Engaging with industry could turn your research into an innovative product or service that benefits local and global communities. UB helps the process by negotiating and executing all Material Transfer Agreements (MTA) and Non-Disclosure Agreements (NDA) in keeping with the university's research guidelines and its obligations to federal research sponsors.
The terms in a Material Transfer Agreement (MTA) define the permitted use of materials for non-commercial research only, for a specific research project, and not for use with humans. MTA terms protect the research interests of the providing scientist, as well as protecting the providing institution from any liability that might arise from the recipient's use of the materials.
You must have a fully executed MTA before you can send or receive materials to/or from a third party.
If you are the providing scientist, you can initiate the process by completing an outgoing MTA Request form.
If the recipient/sender is another nonprofit institution, you can expedite the process by using a Uniform Biological Material Transfer Agreement (UBMTA) implementing letter or a simple letter agreement for the transfer of research materials.
Researchers will need a Material Transfer Agreement before sending or receiving materials from a third party.
UB has partnered with Kerafast, a company that commercializes unique consumable laboratory reagents developed in UB labs such as: plasmids, antibodies, cell lines, toxins, peptides, viruses, and enzymes.
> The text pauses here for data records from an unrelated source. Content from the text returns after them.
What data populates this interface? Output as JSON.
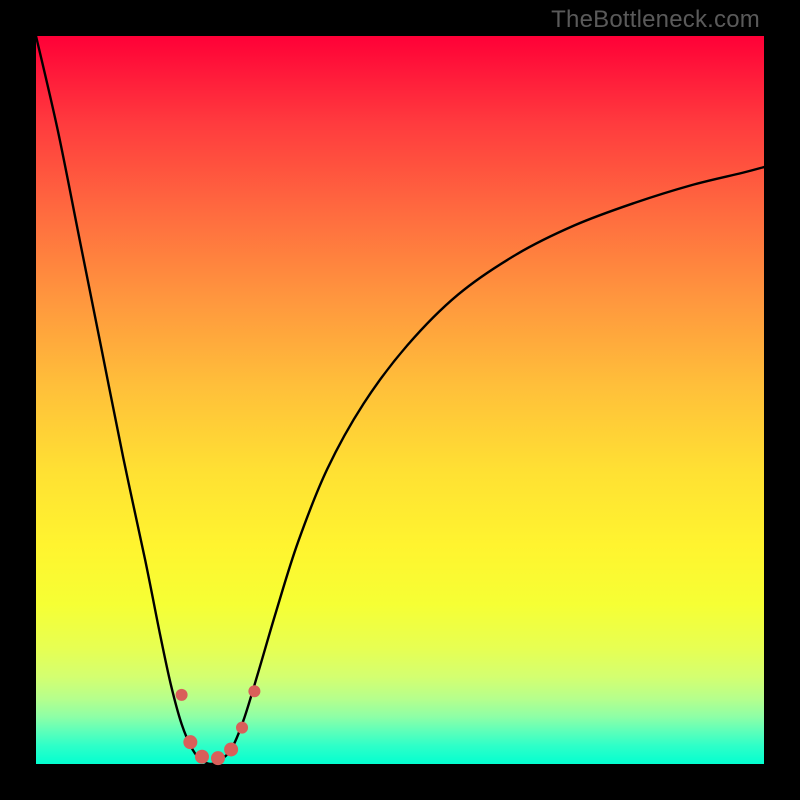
{
  "watermark": "TheBottleneck.com",
  "chart_data": {
    "type": "line",
    "title": "",
    "xlabel": "",
    "ylabel": "",
    "xlim": [
      0,
      1
    ],
    "ylim": [
      0,
      1
    ],
    "series": [
      {
        "name": "bottleneck-curve",
        "color": "#000000",
        "x": [
          0.0,
          0.03,
          0.06,
          0.09,
          0.12,
          0.15,
          0.17,
          0.185,
          0.2,
          0.215,
          0.228,
          0.24,
          0.252,
          0.268,
          0.285,
          0.305,
          0.33,
          0.36,
          0.4,
          0.45,
          0.51,
          0.58,
          0.66,
          0.74,
          0.82,
          0.9,
          0.97,
          1.0
        ],
        "y": [
          1.0,
          0.87,
          0.72,
          0.57,
          0.42,
          0.28,
          0.18,
          0.11,
          0.055,
          0.02,
          0.005,
          0.0,
          0.005,
          0.02,
          0.06,
          0.125,
          0.21,
          0.305,
          0.405,
          0.495,
          0.575,
          0.645,
          0.7,
          0.74,
          0.77,
          0.795,
          0.812,
          0.82
        ]
      }
    ],
    "markers": {
      "name": "dip-markers",
      "color": "#d95f5a",
      "points": [
        {
          "x": 0.2,
          "y": 0.095,
          "r": 6
        },
        {
          "x": 0.212,
          "y": 0.03,
          "r": 7
        },
        {
          "x": 0.228,
          "y": 0.01,
          "r": 7
        },
        {
          "x": 0.25,
          "y": 0.008,
          "r": 7
        },
        {
          "x": 0.268,
          "y": 0.02,
          "r": 7
        },
        {
          "x": 0.283,
          "y": 0.05,
          "r": 6
        },
        {
          "x": 0.3,
          "y": 0.1,
          "r": 6
        }
      ]
    }
  }
}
Kerafast has a blanket MTA with UB and can streamline the marketing and distribution of unique lab reagents. Kerafast will set up a web page for the product, as well as for the investigator. Additionally, Kerafast will advertise the product, send targeted e-mails, and deal with customer service interactions to distribute the reagents worldwide. In return, the PI receives a percentage of the profit as a royalty payment every quarter. The agreement is non-exclusive so that one can still share reagents freely with other investigators.
If you are interested in more details, please contact the UB Kerafast representative:
Confidential Disclosure Agreements (CDA) preserve intellectual property protections, allowing the exchange of secret or proprietary information in negotiating future sponsored research agreements, clinical trial agreements, research collaborations or license agreements.
When we receive your initial request, we will assign your CDA for review and, if necessary, begin negotiation. We may contact you with follow-up questions.
Confidential Disclosure Agreements (CDA) help protect your intellectual property and proprietary information.
If you are discussing collaborations or sponsored research with a company, please first contact Sponsored Project Services (SPS) to begin developing the scope of work, budget and contract.
Most federal agencies are required to allocate a portion of their funding to Small Business Innovation Research (SBIR) and Small Business Technology Transfer (STTR) grants. Both programs require a company to be the applicant. This provides an opportunity for researchers to either collaborate with an established company or consider starting a company.